                power is only explicit
                when blocked and

                channelled, tree to
                gable with date

                and signature, silk
                to valence with

                drape of repose and spreading peacock dream;
                so, is there choice

                of governance: cut
                through from neck to child;

                you stay unnatural-still
                your image will be caught,

                you turn, and your
                head will disappear,

                you climb the wall
                and stand still, you

                stay in the mud yard
                and stand still, … only

                hats stay constant, cast-
                iron flanges reach

                from cast-circular
                hinges, woven to corset,

                slave to youth; the
                memorial stone,

                reflects the blue

                of grey cloud, under
                posts of wire

                the death-etched
                face stoops to kiss

                the face of
                wholly mud


291218 – spent the afternoon at the Shrewsbury Museum and Art Gallery to tread time from immemorial to the First World War; the quote is from “Thinking Path” by Shirley Chubb (2004), an exhibition that explores the life and legacy of Charles Darwin, an artwork and series of installations inspired by Darwin’s daily ritual of walking the same path at Down House; “Shadow Stories”, an animated short film by Samantha Moore is not directly referenced but weaves about the whole perambulation; references include the Roman conquest, medieval, Civil War, and industrial exhibits, up to the Open Art Exhibition commemorating the 100th anniversary of the First World War

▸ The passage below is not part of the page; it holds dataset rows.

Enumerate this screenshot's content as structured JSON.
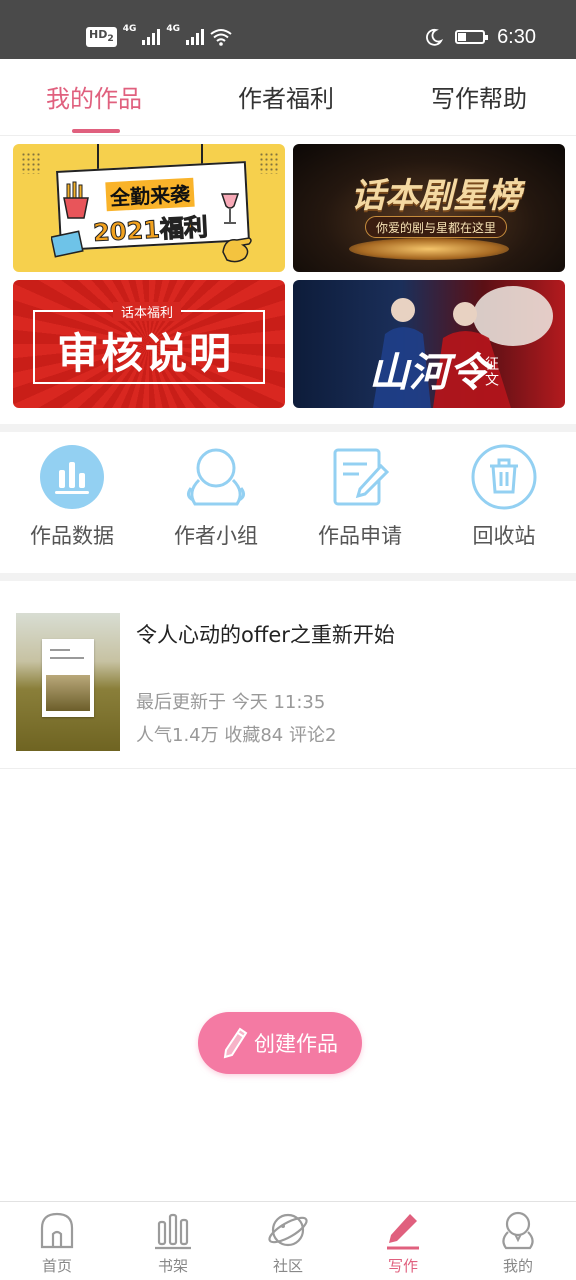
{
  "status_bar": {
    "hd": "HD",
    "hd_sub": "2",
    "network1": "4G",
    "network2": "4G",
    "time": "6:30"
  },
  "tabs": [
    {
      "label": "我的作品",
      "active": true
    },
    {
      "label": "作者福利",
      "active": false
    },
    {
      "label": "写作帮助",
      "active": false
    }
  ],
  "banners": {
    "b1": {
      "line1": "全勤来袭",
      "line2": "2021福利"
    },
    "b2": {
      "title": "话本剧星榜",
      "subtitle": "你爱的剧与星都在这里"
    },
    "b3": {
      "tag": "话本福利",
      "title": "审核说明"
    },
    "b4": {
      "title": "山河令",
      "subtitle": "征文"
    }
  },
  "quick_actions": [
    {
      "label": "作品数据",
      "icon": "bar-chart-icon"
    },
    {
      "label": "作者小组",
      "icon": "author-group-icon"
    },
    {
      "label": "作品申请",
      "icon": "apply-edit-icon"
    },
    {
      "label": "回收站",
      "icon": "trash-icon"
    }
  ],
  "work": {
    "title": "令人心动的offer之重新开始",
    "updated": "最后更新于 今天 11:35",
    "stats": "人气1.4万 收藏84 评论2"
  },
  "create_button": {
    "label": "创建作品"
  },
  "bottom_nav": [
    {
      "label": "首页",
      "icon": "home-icon",
      "active": false
    },
    {
      "label": "书架",
      "icon": "bookshelf-icon",
      "active": false
    },
    {
      "label": "社区",
      "icon": "community-planet-icon",
      "active": false
    },
    {
      "label": "写作",
      "icon": "write-pen-icon",
      "active": true
    },
    {
      "label": "我的",
      "icon": "profile-icon",
      "active": false
    }
  ],
  "colors": {
    "accent": "#e0607e",
    "create_button": "#f47aa3",
    "icon_blue": "#8fcbef",
    "status_bar": "#4a4a4a"
  }
}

being & clouds & doing & identity & power wormhole: The Passage of the St. Gothard, 1804
blue & woman wormhole: SPRING AND ALL XI by William Carlos Williams
change & streets wormhole: to let be
death wormhole: What You Are by Roger McGough
dream wormhole: THURSDAY by William Carlos Williams
economics & society & walls & war wormhole: The Boats of Vallisneria by Michael J. Redford – Trees
faces wormhole: The Boats of Vallisneria by Michael J. Redford – With Cows
green & shadow & trees & writing wormhole: Lapping Reflections [Deep Within Waters] – pageant of the trees
grey & time wormhole: La Route de Louveciennes, 1870
Have wormhole: SPRING AND ALL VI by William Carlos Williams
life wormhole: ‘… and yet I think I am so modest: …’
music wormhole: JANUARY by William Carlos Williams
river wormhole: quiet river
roof wormhole: breakfast
stone wormhole: early // Minoan & Mycenaean Exhibitions in the British Museum – diptych
water wormhole: SPRING AND ALL I by William Carlos Williams


The Passage of the St. Gothard, 1804


, , , , , , , , , , , , , , , , , ,

                this hideous gulf
                I step into, the path

                kept too tight to the
                bulgeoning sides

                urging my center
                of balance out from

                my picky feet; out here,
                I see that now;

                futher up, that I’ll
                never make, the heights

                of terrible summit
                commit unspeakable act,

                leaning to void,
                becoming cloud





being & identity wormhole: to let be
clouds wormhole: SPRING AND ALL I by William Carlos Williams
emptiness wormhole: you
feet wormhole: The Boats of Vallisneria by Michael J. Redford – With Pigs
path wormhole: the balance necessary between
power wormhole: What You Are by Roger McGough
realisation wormhole: despite that
space wormhole: ‘streetsigns …’
striving wormhole: the both passive and transitive / non-presumptive pre-conceptualist attenuation of being


‘streetsigns …’


, , , , , , , , , , , , , , , , , ,

                point north south east
                in silhouette

                rise in solitary storey,
                the wings

                of the Batman
                unfurl under the
                moon and flutter

                all manner of alleyway


unfurled from Batman #225, September, 1970; Denny O’Neill, Irv Novick




Batman & buildings wormhole: raised brow
moon wormhole: ‘… plane is upright …’
silhouette wormhole: ‘a blacknight fitted perfectly …’
space wormhole: to let be